As they have moved locations along Lexington Avenue over the years, Judy warmly stated, “Our customers have been so welcoming and supportive. We are so grateful to be a part of this community. Many are now grandparents. How wonderful to see the next generation shopping with us. We all get to do the cycle again. Not something you see every day in NY.”
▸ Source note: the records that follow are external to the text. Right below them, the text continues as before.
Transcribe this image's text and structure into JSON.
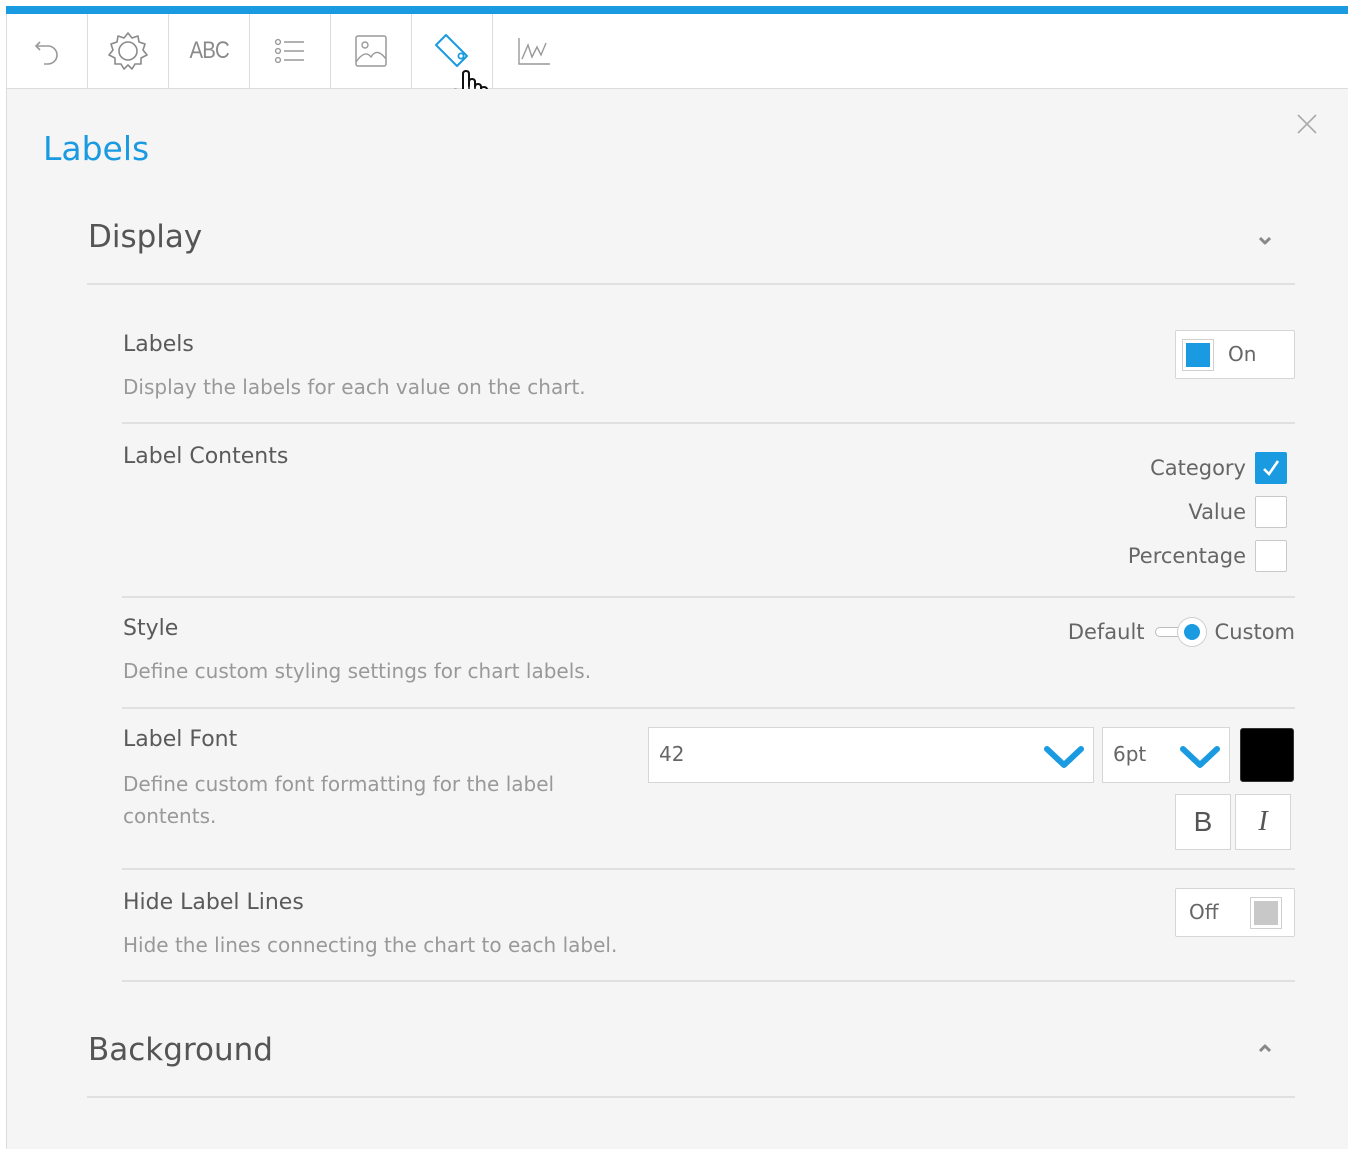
{
  "toolbar": {
    "tools": [
      {
        "name": "undo",
        "icon": "undo-icon"
      },
      {
        "name": "settings",
        "icon": "gear-icon"
      },
      {
        "name": "text",
        "label": "ABC"
      },
      {
        "name": "list",
        "icon": "list-icon"
      },
      {
        "name": "image",
        "icon": "image-icon"
      },
      {
        "name": "labels",
        "icon": "tag-icon",
        "active": true
      },
      {
        "name": "chart",
        "icon": "line-chart-icon"
      }
    ],
    "accent_color": "#1a9ae1"
  },
  "panel": {
    "title": "Labels",
    "sections": {
      "display": {
        "title": "Display",
        "expanded": true
      },
      "background": {
        "title": "Background",
        "expanded": false
      }
    },
    "rows": {
      "labels": {
        "title": "Labels",
        "description": "Display the labels for each value on the chart.",
        "toggle_label": "On",
        "toggle_state": true
      },
      "label_contents": {
        "title": "Label Contents",
        "options": [
          {
            "label": "Category",
            "checked": true
          },
          {
            "label": "Value",
            "checked": false
          },
          {
            "label": "Percentage",
            "checked": false
          }
        ]
      },
      "style": {
        "title": "Style",
        "description": "Define custom styling settings for chart labels.",
        "left_option": "Default",
        "right_option": "Custom",
        "selected": "Custom"
      },
      "label_font": {
        "title": "Label Font",
        "description": "Define custom font formatting for the label contents.",
        "font_value": "42",
        "size_value": "6pt",
        "color": "#000000",
        "bold_label": "B",
        "italic_label": "I"
      },
      "hide_label_lines": {
        "title": "Hide Label Lines",
        "description": "Hide the lines connecting the chart to each label.",
        "toggle_label": "Off",
        "toggle_state": false
      }
    }
  }
}
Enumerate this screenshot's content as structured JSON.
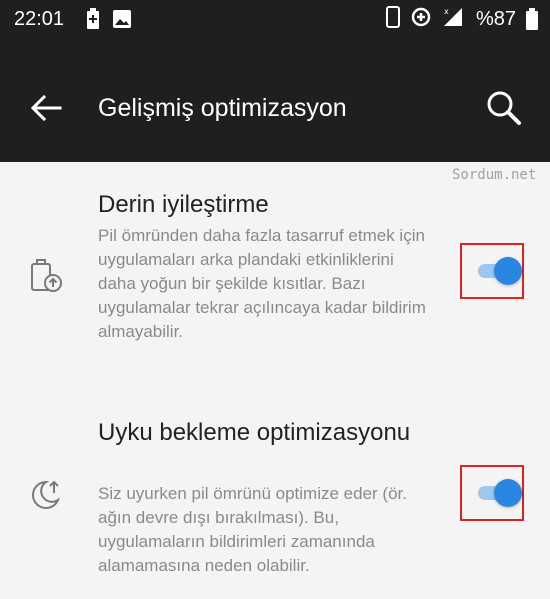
{
  "status_bar": {
    "time": "22:01",
    "battery_percent": "%87",
    "icons": [
      "battery-saver-icon",
      "image-icon",
      "phone-icon",
      "data-saver-icon",
      "signal-icon",
      "battery-icon"
    ]
  },
  "toolbar": {
    "title": "Gelişmiş optimizasyon",
    "back_icon": "arrow-left-icon",
    "search_icon": "search-icon"
  },
  "watermark": "Sordum.net",
  "settings": [
    {
      "title": "Derin iyileştirme",
      "description": "Pil ömründen daha fazla tasarruf etmek için uygulamaları arka plandaki etkinliklerini daha yoğun bir şekilde kısıtlar. Bazı uygulamalar tekrar açılıncaya kadar bildirim almayabilir.",
      "icon": "battery-optimize-icon",
      "enabled": true
    },
    {
      "title": "Uyku bekleme optimizasyonu",
      "description": "Siz uyurken pil ömrünü optimize eder (ör. ağın devre dışı bırakılması). Bu, uygulamaların bildirimleri zamanında alamamasına neden olabilir.",
      "icon": "sleep-moon-icon",
      "enabled": true
    }
  ],
  "colors": {
    "toolbar_bg": "#1f1f1f",
    "page_bg": "#f4f4f4",
    "toggle_thumb": "#2a86e0",
    "toggle_track": "#9dc7ef",
    "highlight_border": "#dd2222"
  }
}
The mid-century apartment building at the southwest corner of Lexington Avenue and East 81st Street replaced six different late 19th century buildings on Lexington Avenue, East 81st, and East 80th Street. At the corner, two six-stories apartment buildings were designed by architect Fred. T. Camp and built in 1885. The pair was designed to look like one large building with symmetrical facades both at Lexington Avenue and East 81st Street and was commissioned by German descendent Frederick Correll. At East 81st Street, a row of three five-story brick tenements commissioned by John Casey were also demolished. 112, 114, and 116 East 81st Street were built in 1887 and designed by the prominent architectural firm Thom & Wilson. Arthur M. Thom and James W. Wilson were very prolific architects of the end of the 19th century. They designed hundreds of rowhouses, apartment and tenement buildings, and civic structures throughout the city. Two of their most prominent works were the 1894 Manhattan Criminal Courts, demolished in 1939, and the Harlem Courthouse, which still stands at 170 East 121st Street. A three-story brownstone at 121 East 80th Street was demolished to make way for the new building's garage entrance. The rowhouse was built in 1886 as part of five brownstones designed by architect and developer Charles Buek & Co. Buek was a German architect who designed and built speculative rowhouses in the 1880s. The existing 15-story building that replaced the historic structures was built between 1954 and 1958, and designed by Brooklyn born architect Paul Resnick. Resnick, of Russian and German ancestry, was responsible for over 100 buildings throughout New York City, most notably, the 20-story apartment building at Sutton Place South that spans over the FDR.